• _WHAT THIS TASK INVOLVES_: Reproduce the data in its entirety, exactly as supplied.

• _SUPPLIED MATERIAL_:

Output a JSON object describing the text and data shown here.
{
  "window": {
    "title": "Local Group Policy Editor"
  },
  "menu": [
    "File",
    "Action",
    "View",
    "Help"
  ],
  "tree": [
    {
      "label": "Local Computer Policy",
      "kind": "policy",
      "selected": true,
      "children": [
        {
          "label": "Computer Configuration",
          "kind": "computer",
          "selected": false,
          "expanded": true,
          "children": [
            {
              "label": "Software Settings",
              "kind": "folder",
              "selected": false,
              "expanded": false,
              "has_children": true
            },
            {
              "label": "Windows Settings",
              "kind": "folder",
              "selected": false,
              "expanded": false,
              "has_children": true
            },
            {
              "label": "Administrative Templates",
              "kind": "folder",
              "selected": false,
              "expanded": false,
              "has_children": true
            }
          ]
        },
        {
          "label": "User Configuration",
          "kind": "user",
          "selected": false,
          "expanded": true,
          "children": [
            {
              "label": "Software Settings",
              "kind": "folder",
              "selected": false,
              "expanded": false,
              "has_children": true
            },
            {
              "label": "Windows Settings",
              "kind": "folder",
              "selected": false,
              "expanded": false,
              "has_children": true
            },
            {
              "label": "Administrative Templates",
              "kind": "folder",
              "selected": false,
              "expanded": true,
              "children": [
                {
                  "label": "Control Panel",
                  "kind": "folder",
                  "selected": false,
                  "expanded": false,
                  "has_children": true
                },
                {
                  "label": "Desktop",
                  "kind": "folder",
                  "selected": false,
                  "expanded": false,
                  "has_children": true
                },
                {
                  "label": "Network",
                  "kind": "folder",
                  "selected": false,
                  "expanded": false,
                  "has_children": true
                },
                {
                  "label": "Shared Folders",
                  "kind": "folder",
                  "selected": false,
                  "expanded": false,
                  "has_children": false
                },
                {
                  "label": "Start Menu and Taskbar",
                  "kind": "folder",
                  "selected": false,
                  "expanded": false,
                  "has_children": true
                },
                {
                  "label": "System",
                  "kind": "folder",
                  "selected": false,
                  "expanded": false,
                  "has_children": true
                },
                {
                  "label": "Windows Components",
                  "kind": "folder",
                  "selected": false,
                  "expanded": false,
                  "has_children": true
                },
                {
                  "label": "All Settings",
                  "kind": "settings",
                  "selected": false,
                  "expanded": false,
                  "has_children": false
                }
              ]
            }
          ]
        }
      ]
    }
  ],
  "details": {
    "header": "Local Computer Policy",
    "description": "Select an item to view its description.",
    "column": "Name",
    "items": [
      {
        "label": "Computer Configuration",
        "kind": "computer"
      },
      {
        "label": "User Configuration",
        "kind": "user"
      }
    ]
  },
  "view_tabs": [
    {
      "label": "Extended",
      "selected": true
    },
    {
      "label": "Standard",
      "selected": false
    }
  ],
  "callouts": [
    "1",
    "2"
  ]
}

• _RESPONSE_:
Output a JSON object describing the text and data shown here.
{
  "window": {
    "title": "Local Group Policy Editor"
  },
  "menu": [
    "File",
    "Action",
    "View",
    "Help"
  ],
  "tree": [
    {
      "label": "Local Computer Policy",
      "kind": "policy",
      "selected": true,
      "children": [
        {
          "label": "Computer Configuration",
          "kind": "computer",
          "selected": false,
          "expanded": true,
          "children": [
            {
              "label": "Software Settings",
              "kind": "folder",
              "selected": false,
              "expanded": false,
              "has_children": true
            },
            {
              "label": "Windows Settings",
              "kind": "folder",
              "selected": false,
              "expanded": false,
              "has_children": true
            },
            {
              "label": "Administrative Templates",
              "kind": "folder",
              "selected": false,
              "expanded": false,
              "has_children": true
            }
          ]
        },
        {
          "label": "User Configuration",
          "kind": "user",
          "selected": false,
          "expanded": true,
          "children": [
            {
              "label": "Software Settings",
              "kind": "folder",
              "selected": false,
              "expanded": false,
              "has_children": true
            },
            {
              "label": "Windows Settings",
              "kind": "folder",
              "selected": false,
              "expanded": false,
              "has_children": true
            },
            {
              "label": "Administrative Templates",
              "kind": "folder",
              "selected": false,
              "expanded": true,
              "children": [
                {
                  "label": "Control Panel",
                  "kind": "folder",
                  "selected": false,
                  "expanded": false,
                  "has_children": true
                },
                {
                  "label": "Desktop",
                  "kind": "folder",
                  "selected": false,
                  "expanded": false,
                  "has_children": true
                },
                {
                  "label": "Network",
                  "kind": "folder",
                  "selected": false,
                  "expanded": false,
                  "has_children": true
                },
                {
                  "label": "Shared Folders",
                  "kind": "folder",
                  "selected": false,
                  "expanded": false,
                  "has_children": false
                },
                {
                  "label": "Start Menu and Taskbar",
                  "kind": "folder",
                  "selected": false,
                  "expanded": false,
                  "has_children": true
                },
                {
                  "label": "System",
                  "kind": "folder",
                  "selected": false,
                  "expanded": false,
                  "has_children": true
                },
                {
                  "label": "Windows Components",
                  "kind": "folder",
                  "selected": false,
                  "expanded": false,
                  "has_children": true
                },
                {
                  "label": "All Settings",
                  "kind": "settings",
                  "selected": false,
                  "expanded": false,
                  "has_children": false
                }
              ]
            }
          ]
        }
      ]
    }
  ],
  "details": {
    "header": "Local Computer Policy",
    "description": "Select an item to view its description.",
    "column": "Name",
    "items": [
      {
        "label": "Computer Configuration",
        "kind": "computer"
      },
      {
        "label": "User Configuration",
        "kind": "user"
      }
    ]
  },
  "view_tabs": [
    {
      "label": "Extended",
      "selected": true
    },
    {
      "label": "Standard",
      "selected": false
    }
  ],
  "callouts": [
    "1",
    "2"
  ]
}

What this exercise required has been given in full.